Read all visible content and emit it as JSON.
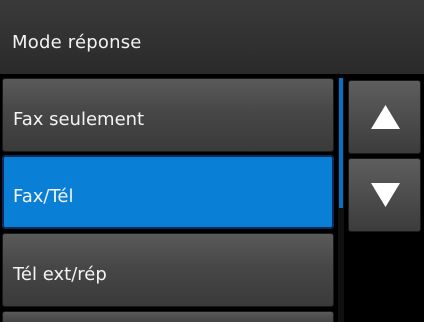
{
  "header": {
    "title": "Mode réponse"
  },
  "options": [
    {
      "label": "Fax seulement",
      "selected": false
    },
    {
      "label": "Fax/Tél",
      "selected": true
    },
    {
      "label": "Tél ext/rép",
      "selected": false
    },
    {
      "label": "",
      "selected": false
    }
  ],
  "scroll": {
    "up_icon": "triangle-up-icon",
    "down_icon": "triangle-down-icon"
  },
  "colors": {
    "selected": "#0a7fd6",
    "item": "#474747",
    "background": "#000000",
    "text": "#f4f4f4"
  }
}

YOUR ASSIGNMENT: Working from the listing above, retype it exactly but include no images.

EXERCISE RESPONSE:
Read all visible content and emit it as JSON.
{
  "header": {
    "title": "Mode réponse"
  },
  "options": [
    {
      "label": "Fax seulement",
      "selected": false
    },
    {
      "label": "Fax/Tél",
      "selected": true
    },
    {
      "label": "Tél ext/rép",
      "selected": false
    },
    {
      "label": "",
      "selected": false
    }
  ],
  "scroll": {
    "up_icon": "triangle-up-icon",
    "down_icon": "triangle-down-icon"
  },
  "colors": {
    "selected": "#0a7fd6",
    "item": "#474747",
    "background": "#000000",
    "text": "#f4f4f4"
  }
}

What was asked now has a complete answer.